Probably the most famous interment at Fort Smith is Isaac C. Parker, better known as the "Hanging Judge." Parker was born in 1838 in Ohio and began practicing law in 1859; during the Civil War he was a corporal assigned to the 61st Missouri Infantry. After the war, Parker became a judge for the 12th Circuit of Missouri and was elected to Congress twice. In 1875, President Grant appointed him U.S. District Judge for the Eastern District of Arkansas. At the relatively young age of 37, Parker found himself responsible for a 74,000-square-mile area. In his 21 years in this position, Parker sentenced 151 men to death by hanging (of these, 83 were actually executed). In a territory noted for its lawlessness, his harsh but effective administration helped make the settlement of the West possible. On Nov. 17, 1896, two months after Judge Parker was removed from office due to a movement toward the establishment of local courts, he died and was buried at Fort Smith National Cemetery.
Also buried at this cemetery is Fort Smith-native Brigadier General William O. Darby, who organized and commanded the First Ranger Battalion, or "Darby’s Rangers". The highly-decorated Col. Darby was killed in Italy’s Po Valley only days before the end of World War II in Europe; he was posthumously promoted to the rank of Brigadier General.
The once-small cemetery at Fort Smith has been expanded several times over almost 200 years and today totals 32 acres. Many of the private monuments in the national cemetery face west, in the opposite direction of government furnished headstones. This is in accordance with a religious custom in some Arkansas communities to bury the dead with the feet to the east so that on Resurrection Day the body will arise facing east. The inscription is facing west as it is believed that a person, when reading the headstone, would be in a proper position (facing east) to say a prayer for the deceased.
Fort Smith National Cemetery was placed on the National Register of Historic Places on May 29, 1999.
Monuments and Memorials
A carillon was donated by the American Veterans as part of their international living memorial program, which began shortly after World War II. The carillon was dedicated on Veteran’s Day, 1986.

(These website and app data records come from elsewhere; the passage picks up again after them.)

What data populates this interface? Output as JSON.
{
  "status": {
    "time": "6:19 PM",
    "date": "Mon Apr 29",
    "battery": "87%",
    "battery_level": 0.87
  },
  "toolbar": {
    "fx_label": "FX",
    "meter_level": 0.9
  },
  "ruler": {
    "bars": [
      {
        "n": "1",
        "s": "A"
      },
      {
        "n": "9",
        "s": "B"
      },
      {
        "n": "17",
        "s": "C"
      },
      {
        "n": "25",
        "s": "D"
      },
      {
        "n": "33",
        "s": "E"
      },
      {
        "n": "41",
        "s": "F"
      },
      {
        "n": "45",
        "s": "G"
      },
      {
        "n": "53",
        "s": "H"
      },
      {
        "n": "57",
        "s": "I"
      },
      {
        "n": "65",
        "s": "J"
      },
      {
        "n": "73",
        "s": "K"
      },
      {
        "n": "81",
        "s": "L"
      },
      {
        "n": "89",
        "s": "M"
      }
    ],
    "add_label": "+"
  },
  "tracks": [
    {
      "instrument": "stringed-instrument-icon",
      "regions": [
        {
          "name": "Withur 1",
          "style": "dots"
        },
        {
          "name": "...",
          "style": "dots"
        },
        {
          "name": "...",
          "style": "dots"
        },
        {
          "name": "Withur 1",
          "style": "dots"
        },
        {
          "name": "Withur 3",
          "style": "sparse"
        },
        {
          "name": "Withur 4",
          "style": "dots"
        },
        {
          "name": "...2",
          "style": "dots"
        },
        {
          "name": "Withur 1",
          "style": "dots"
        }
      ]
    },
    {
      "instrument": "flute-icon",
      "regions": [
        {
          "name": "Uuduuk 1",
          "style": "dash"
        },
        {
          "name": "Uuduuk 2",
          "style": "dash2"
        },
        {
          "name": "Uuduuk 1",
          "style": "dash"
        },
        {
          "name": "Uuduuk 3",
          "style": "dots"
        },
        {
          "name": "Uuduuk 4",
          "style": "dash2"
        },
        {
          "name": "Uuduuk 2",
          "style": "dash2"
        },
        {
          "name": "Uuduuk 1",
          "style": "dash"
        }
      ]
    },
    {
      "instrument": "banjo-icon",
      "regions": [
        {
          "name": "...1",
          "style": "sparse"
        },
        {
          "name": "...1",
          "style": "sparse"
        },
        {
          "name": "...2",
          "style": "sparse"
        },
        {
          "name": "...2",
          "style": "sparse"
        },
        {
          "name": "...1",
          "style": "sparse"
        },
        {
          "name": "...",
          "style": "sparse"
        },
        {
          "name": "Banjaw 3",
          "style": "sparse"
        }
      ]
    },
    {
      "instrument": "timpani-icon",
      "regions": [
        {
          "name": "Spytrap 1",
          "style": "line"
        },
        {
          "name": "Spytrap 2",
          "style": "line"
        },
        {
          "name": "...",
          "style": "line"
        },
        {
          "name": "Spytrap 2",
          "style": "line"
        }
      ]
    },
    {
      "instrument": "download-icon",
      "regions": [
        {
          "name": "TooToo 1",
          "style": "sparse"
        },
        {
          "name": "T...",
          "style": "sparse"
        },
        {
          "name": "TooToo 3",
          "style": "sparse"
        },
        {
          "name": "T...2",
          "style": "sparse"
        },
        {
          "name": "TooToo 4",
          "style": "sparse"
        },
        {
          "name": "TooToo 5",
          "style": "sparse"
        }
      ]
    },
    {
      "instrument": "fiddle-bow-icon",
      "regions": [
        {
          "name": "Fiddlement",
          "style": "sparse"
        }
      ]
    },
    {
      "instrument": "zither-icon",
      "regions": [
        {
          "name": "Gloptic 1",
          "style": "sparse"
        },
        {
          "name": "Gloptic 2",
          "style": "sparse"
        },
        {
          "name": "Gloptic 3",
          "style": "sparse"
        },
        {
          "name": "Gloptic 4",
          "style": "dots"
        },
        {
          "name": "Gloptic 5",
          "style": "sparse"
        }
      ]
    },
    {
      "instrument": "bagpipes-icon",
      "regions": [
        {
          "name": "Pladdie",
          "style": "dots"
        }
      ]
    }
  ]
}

A marble memorial to Unknown Confederate Dead also commemorates Brig. General James McIntosh, CSA, who was killed at the Battle of Pea Ridge on March 8, 1862 and Brig. General A. Steen, CSA, who was killed at Prairie Grove on Dec. 7, 1862.
The Vietnam Veterans Memorial of granite and bronze was dedicated May 30, 1998 to honor all who served their country during the Vietnam War.
The Pearl Harbor Memorial was dedicated on Dec. 7, 1997 by the Pearl Harbor Survivors Association in memory of all who served on the island of Oahu, Territory of Hawaii on Dec. 7, 1941 during the attack by Japan.